The last movie we saw at Telluride, in fact at the ATFF, or After Telluride Film Festival, was Brick Lane, a movie about a woman’s ambivalent journey from Bangladesh to London, and her arranged husband’s ambivalent journey back. It is based on a book by Monica Ali.
It is the story of a precocious Bangladeshi woman who has a marriage arranged to an “educated” man living on Brick Lane in London. She arrives there and makes a life for herself, but dreams always of her village life and the fun she had growing up. In time she meets a charismatic young man who turns into a strong community leader as fall out from the World Trade Center bombings makes life even more difficult for the Muslim community. It is overall a well constructed story about the difficulties faced by recent immigrants and their children as they adapt to a foreign and often hostile new home.
Bikur Ha-Tizmoret is the story of an Egyptian police band that gets lost in Israel on their way to the opening of an arab cultural center. The movie covers just about 24 hours, from when the band lands to the time they get to their final destination, by way of a culture-less town in the middle of the desert. In the brief time they’re lost, they all grow, develop schisms, heal them, and become more complete people while making a small contribution to healing the Arab/Israeli rift.

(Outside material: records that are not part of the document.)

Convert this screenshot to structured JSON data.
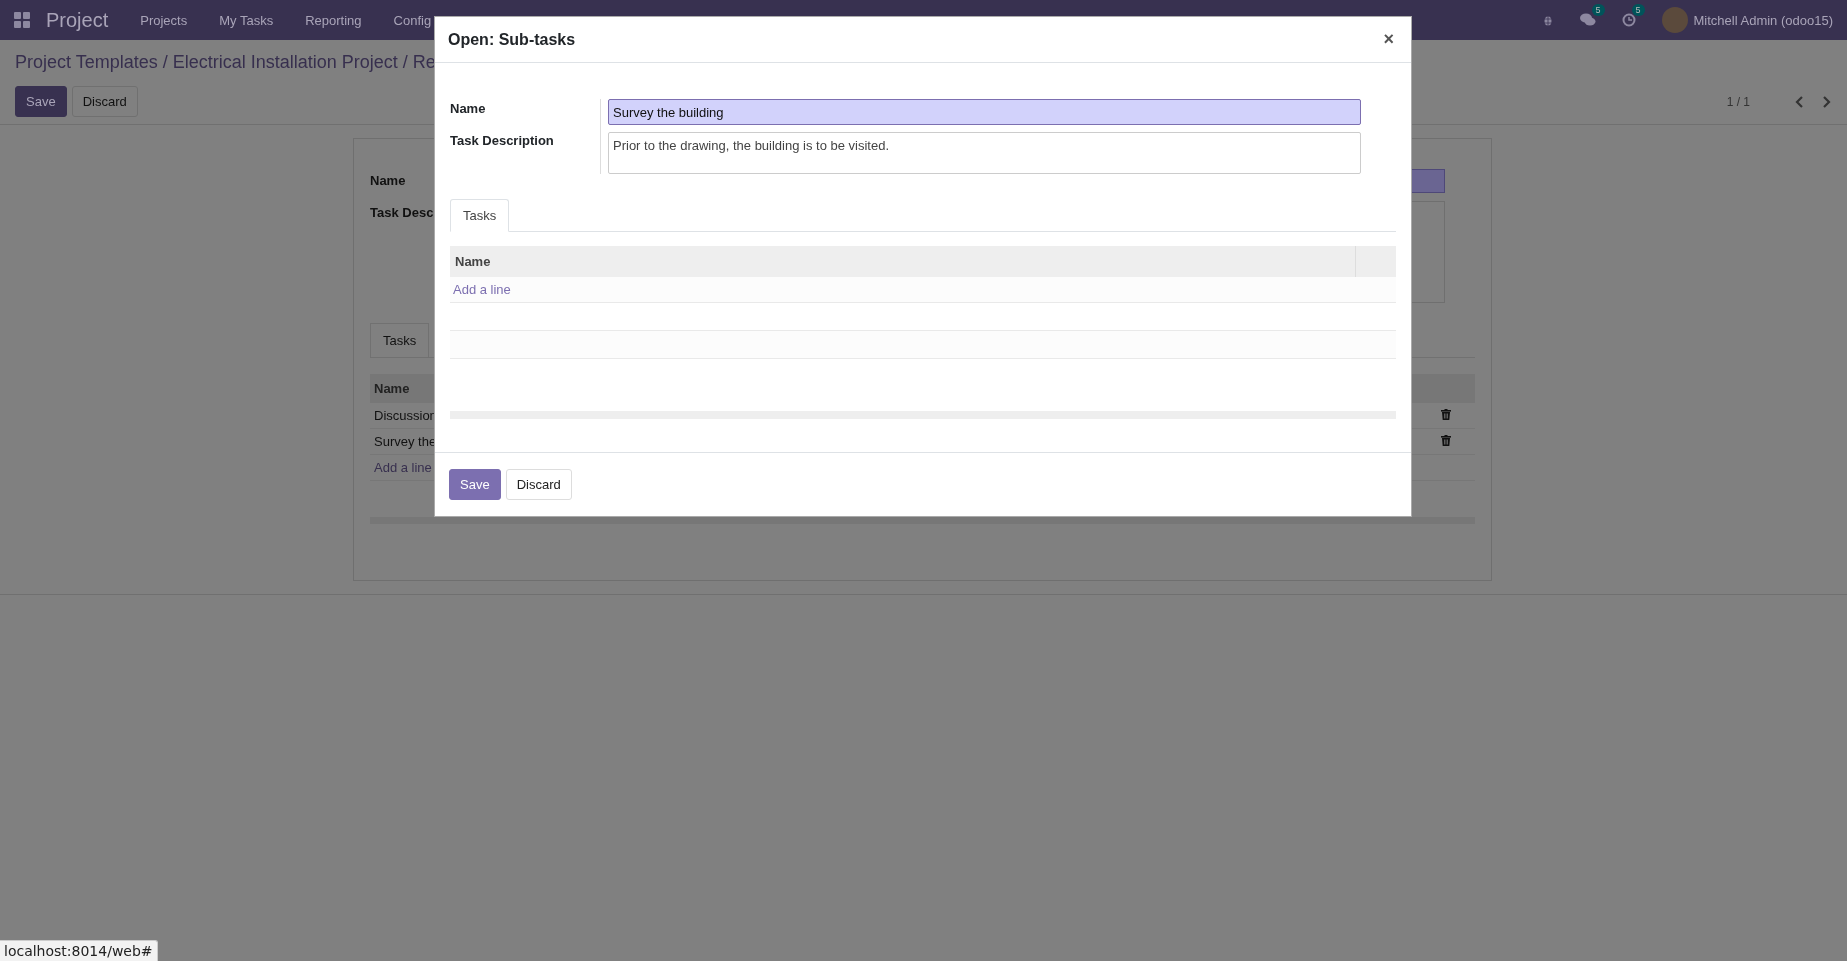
{
  "navbar": {
    "app_name": "Project",
    "menu": [
      "Projects",
      "My Tasks",
      "Reporting",
      "Config"
    ],
    "messages_badge": "5",
    "activities_badge": "5",
    "user": "Mitchell Admin (odoo15)"
  },
  "breadcrumb": "Project Templates / Electrical Installation Project / Re",
  "control_panel": {
    "buttons": [
      {
        "label": "Save",
        "kind": "primary"
      },
      {
        "label": "Discard",
        "kind": "secondary"
      }
    ],
    "pager": "1 / 1"
  },
  "form": {
    "fields": [
      {
        "label": "Name"
      },
      {
        "label": "Task Desc"
      }
    ],
    "tabs": [
      {
        "label": "Tasks",
        "selected": true
      }
    ],
    "table": {
      "columns": [
        "Name"
      ],
      "rows": [
        "Discussion",
        "Survey the"
      ],
      "add_line": "Add a line"
    }
  },
  "dialog": {
    "title": "Open: Sub-tasks",
    "close": "×",
    "name": {
      "label": "Name",
      "value": "Survey the building"
    },
    "description": {
      "label": "Task Description",
      "value": "Prior to the drawing, the building is to be visited."
    },
    "tabs": [
      {
        "label": "Tasks",
        "selected": true
      }
    ],
    "table": {
      "columns": [
        "Name"
      ],
      "add_line": "Add a line"
    },
    "buttons": [
      {
        "label": "Save",
        "kind": "primary"
      },
      {
        "label": "Discard",
        "kind": "secondary"
      }
    ]
  },
  "status_bar": "localhost:8014/web#"
}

Ronit Elkabetz is absolutely enchanting as Dina. She completely owns the screen. She’s gorgeous and funny; her every expression is adorable. One could watch her for hours.
The Band was by far the funniest movie in the festival with a command of subtle, dry humor. I recommend it highly.
4 Months, 3 Weeks and 2 Days is a Romanian film about two college roommates dealing with one’s unwanted pregnancy and the trials the two go through to get an illegal abortion in pre-revolutionary Romania. The movie is very suspenseful and in places somewhat difficult to watch. Carolyn objected to the unrealistically trivial representation of the physical effects of the abortion on the woman who needed it, but the story is more about the afflicted girl’s friend, played by Anamaria Marinca, and the trials she suffers in support of her friend. The performances are all strong and the movies pacing is generally good.
Wind Man is a film from Kazakhstan about a small village on the steppe visited by both Death and an Angel. It’s funny and generally light-hearted, but the character development is weak and one is left feeling a bit unconcerned about the various deaths, some of which should be sad, but just aren’t.
I’m not familiar enough with the genre to really get the tropes, but Carolyn is and tells me that people find these crude comedies comforting, like sitcoms, as the same actors appear over and over in typecast rolls. While the movie is interesting and abstract enough to reach a global audience, it probably plays a lot better to a local one.
Not really Wings of Desire on the steppe.
Early Sunday morning we drove up to the Chuck Jones cinema at the top of the hill to see a tribute to Shyam Benegal, and his film Bhumika.
Shyam is a wonderful person. We crossed paths with his wonderful wife, Nira, many times over several days. They were always gracious and fascinating.
Indian melodramas generally fall into a class of films I have little patience for, but this is a genuinely good film about India’s Tallulah Bankhead, Hansa Wadkar who somewhat daringly (for the time) lived by her own rules and become a major Indian film star.
The film starts with Indian dancing girls in the Bollywood tradition, which is always fun, and goes on to tell the story of this daring woman’s life, her strong grandmother, her disapproving mother, her arranged marriage, and her genuine loves and affairs. Smita Patil is really wonderful as the lead: beautiful and funny and sweet.
Saturday evening we saw Jar City. It was a fairly traditional detective story with some nominally successful comic elements. Apparently it was the most popular movie in Icelandic history, meaning 100,000 Icelanders saw it, an entire third of the country’s population. But before that we saw a Korean film, Bound by Chastity Rules, which was directed by Shin Sang-ok, famous for possibly having been kidnapped by the Kim Jong Il. That was also the most interesting part of the film which was otherwise a somewhat tedious melodrama about a horny widow and her nasty mother-in-law.
Jar City was proceeded by Nash Edgarton’s short film “Spider,” which was screamingly funny. Literally. You can watch it on-line here.
Jar City (originally Myrin) is a story of rape and murder with a twist in that the rapist carried a very unusual genetic deviation, which was transmitted to the progeny of his “victims.” The plot device revolves around a somewhat controversial plan to genetically map every citizen of Iceland, and that the only expression of the genetic deviation is within this one lineage. Another interesting element is a measure of moral ambivalence around the rape itself.
The acting is very strong, especially the lead, Ingvar Eggert Sigurðsson. The story holds together and is successful in leading the viewer along the adventure with a number of generally unexpected twists and turns. Perhaps the funniest character was Theódór Júlíusson as Elliði, the dangerous tough guy in the film.